They went along amid the laughter of all who met them till they came to Market Bridge, when the Donkey, getting one of his feet loose, kicked out and caused the Boy to drop his end of the pole. In the struggle, the Donkey fell over the bridge and, his fore-feet being tied together, he was drowned.
“That will teach you” said an old man who had followed them: “Please all, and you will please none.”
For me, there are several lessons for business contained in that one fable, depending on the context.
Working with a client, which was part of a national resort and hotel chain, on improving the service delivered to customers by their 250 odd staff, I came across a manager who tried to please all of her staff. The manager was in charge of housekeeping. She had about 40 part time staff working for her. She struggled with enforcing standards of behaviour and of housekeeping. A minority of house-keepers seemed to have a view of how beds should be made, for example. This minority also had a view of what hours they should keep and what consituted reasonable notice of their unavailability for a shift.
Instead of enforcing standards which were published and communicated clearly, she tolerated non-standard behaviours and outcomes. She did so in the belief that people had legitimate concerns about the standards of housekeeping and legitimate reasons for being late. What she only realised later was that by not enforcing a standard with a minority, she was annoying the majority who met both the standards of housekeeping and behaviour. She lost these good people as they resigned because of the frustration with her leadership. Performance declined as the standards became Illusory.
In the end she lost her job because of the poor performance and high attrition rate of the housekeeping department, which she was unable to turn around. All this happened because she tried to please all of the people all of the time.
The most common marketing failure I observe is of organisations failing to narrow the market which they serve enough.
I do wish I had a dollar for every time I have heard someone say something like, “But that will not resonate with people who <insert characteristic here>.” My response is invariably, “But’s that’s OK. People with that behaviour are not our target market.”
This is so important for small companies.
Small companies generally have 2-3% market share of a global segment. That means that they can afford to ignore or even antagonise, at the extreme, up to 97% of a particular market. They do not have to please all of the people all of the time. They can afford to really please 3% of the market and do well. If they increase their market share by 50% they still only control 4.5% of the market. There is no sane reason to try to please all of the market all of the time and probably please none.
Even large companies can make this mistake. When I was marketing manager for Shell, we sold an oil which was used to both cool and insulate the windings of transformers. There were only two competitors in what was a large market. We fought over volume with our competitor and made a loss as a consequence of price cutting to defend a minimum of 50% market share.
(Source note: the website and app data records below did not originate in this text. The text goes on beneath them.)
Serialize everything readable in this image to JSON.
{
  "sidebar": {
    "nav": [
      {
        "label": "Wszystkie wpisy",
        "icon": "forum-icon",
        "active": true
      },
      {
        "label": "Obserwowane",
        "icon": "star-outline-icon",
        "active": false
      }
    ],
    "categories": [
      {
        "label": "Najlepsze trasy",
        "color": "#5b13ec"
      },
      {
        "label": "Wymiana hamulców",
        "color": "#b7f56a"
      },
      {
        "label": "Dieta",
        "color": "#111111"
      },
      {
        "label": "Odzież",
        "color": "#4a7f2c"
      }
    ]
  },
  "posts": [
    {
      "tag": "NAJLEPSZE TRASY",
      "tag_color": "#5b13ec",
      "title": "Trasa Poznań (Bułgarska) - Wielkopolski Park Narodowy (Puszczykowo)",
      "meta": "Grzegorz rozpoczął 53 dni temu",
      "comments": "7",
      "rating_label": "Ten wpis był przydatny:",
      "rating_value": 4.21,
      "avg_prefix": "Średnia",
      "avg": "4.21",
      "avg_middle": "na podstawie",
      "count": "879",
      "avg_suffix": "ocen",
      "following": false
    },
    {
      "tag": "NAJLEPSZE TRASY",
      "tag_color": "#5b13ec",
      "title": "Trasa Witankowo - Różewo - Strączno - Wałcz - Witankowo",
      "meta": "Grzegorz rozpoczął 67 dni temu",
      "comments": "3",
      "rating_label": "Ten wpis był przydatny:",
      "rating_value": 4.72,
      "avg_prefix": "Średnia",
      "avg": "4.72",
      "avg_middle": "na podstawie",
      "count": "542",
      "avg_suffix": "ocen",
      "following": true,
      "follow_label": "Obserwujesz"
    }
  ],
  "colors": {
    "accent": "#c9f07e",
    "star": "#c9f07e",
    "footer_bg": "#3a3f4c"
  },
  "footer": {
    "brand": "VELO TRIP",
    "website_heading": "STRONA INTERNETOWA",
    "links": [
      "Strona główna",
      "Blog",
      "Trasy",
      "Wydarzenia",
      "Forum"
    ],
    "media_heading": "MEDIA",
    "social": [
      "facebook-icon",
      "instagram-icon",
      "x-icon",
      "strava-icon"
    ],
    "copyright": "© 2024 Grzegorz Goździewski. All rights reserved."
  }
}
We then identified properties of our oil which bestowed benefits our competitor could not match and demanded a premium in price. Our product manager who identified the benefits of these properties was told by the nay-sayers, “But most of customers don’t understand that benefit. If you increase the price we will lose customers.” We did indeed lose customers and ended with a market share of less than 45%. However, we made a gross profit of more than $1M after 5 years of losses.
My first reaction to the first really good project manager I met was that I “hated” them. (I put the word hated in inverted commas because I find it quite difficult to hate anyone and the feeling was more of frustration rather than hate). He made sure that I was clear about what outcomes I wanted, diligently estimated the time and resources required and committed both of us to milestones.
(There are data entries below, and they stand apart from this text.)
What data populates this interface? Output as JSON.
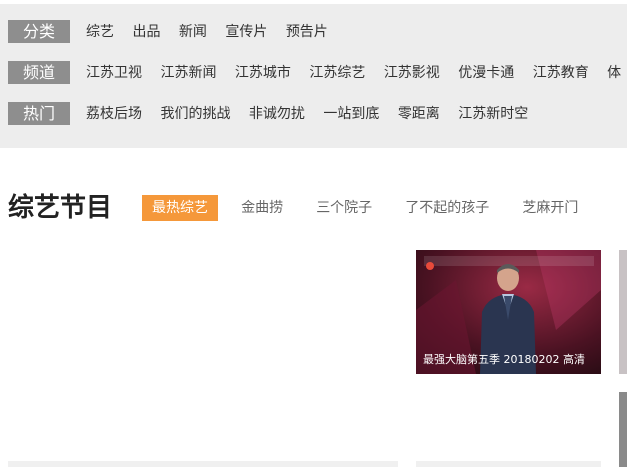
{
  "filters": {
    "category": {
      "tag": "分类",
      "items": [
        "综艺",
        "出品",
        "新闻",
        "宣传片",
        "预告片"
      ]
    },
    "channel": {
      "tag": "频道",
      "items": [
        "江苏卫视",
        "江苏新闻",
        "江苏城市",
        "江苏综艺",
        "江苏影视",
        "优漫卡通",
        "江苏教育",
        "体"
      ]
    },
    "hot": {
      "tag": "热门",
      "items": [
        "荔枝后场",
        "我们的挑战",
        "非诚勿扰",
        "一站到底",
        "零距离",
        "江苏新时空"
      ]
    }
  },
  "section": {
    "title": "综艺节目",
    "tabs": [
      "最热综艺",
      "金曲捞",
      "三个院子",
      "了不起的孩子",
      "芝麻开门"
    ],
    "active_tab": "最热综艺"
  },
  "cards": [
    {
      "caption": "最强大脑第五季 20180202 高清"
    }
  ],
  "colors": {
    "accent": "#f5983a",
    "tag_bg": "#8e8e8e",
    "panel_bg": "#ededed"
  }
}
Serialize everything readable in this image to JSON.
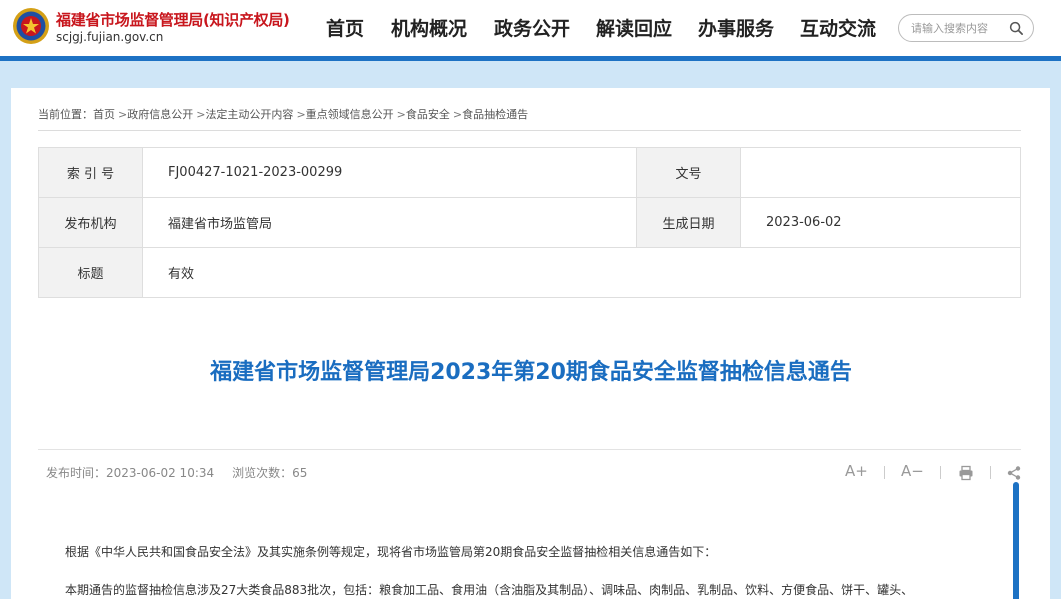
{
  "header": {
    "site_name": "福建省市场监督管理局(知识产权局)",
    "site_domain": "scjgj.fujian.gov.cn",
    "nav": [
      "首页",
      "机构概况",
      "政务公开",
      "解读回应",
      "办事服务",
      "互动交流"
    ],
    "search_placeholder": "请输入搜索内容",
    "accent_color": "#1d72c4",
    "brand_color": "#c8161d"
  },
  "breadcrumb": {
    "prefix": "当前位置：",
    "items": [
      "首页",
      "政府信息公开",
      "法定主动公开内容",
      "重点领域信息公开",
      "食品安全",
      "食品抽检通告"
    ],
    "separator": ">"
  },
  "info_table": {
    "index_label": "索 引 号",
    "index_value": "FJ00427-1021-2023-00299",
    "doc_no_label": "文号",
    "doc_no_value": "",
    "publisher_label": "发布机构",
    "publisher_value": "福建省市场监管局",
    "date_label": "生成日期",
    "date_value": "2023-06-02",
    "title_label": "标题",
    "title_value": "有效"
  },
  "article": {
    "title": "福建省市场监督管理局2023年第20期食品安全监督抽检信息通告",
    "publish_time": "发布时间：2023-06-02 10:34",
    "views": "浏览次数：65",
    "paragraphs": [
      "根据《中华人民共和国食品安全法》及其实施条例等规定，现将省市场监管局第20期食品安全监督抽检相关信息通告如下：",
      "本期通告的监督抽检信息涉及27大类食品883批次，包括：粮食加工品、食用油（含油脂及其制品）、调味品、肉制品、乳制品、饮料、方便食品、饼干、罐头、"
    ]
  },
  "tools": {
    "font_larger": "A+",
    "font_smaller": "A−"
  }
}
Later on during the project, as a young inexperienced and somewhat foolish manager, I wanted to change the project deliverables. He refused. I later wanted to change the design. He refused. Even later on I wanted to change the dates of the milestones. He refused.
The end result was that we delivered the outcomes on time and on budget for the first time in my career. The project manger’s refusal to satisfy my ever changing needs was a necessary characteristic of delivering a successful project. I have found since, it is ever thus.
What decisions do you make that create a millstone around your neck by trying to please all of the people all of the time? Where does your strategic thinking fall down?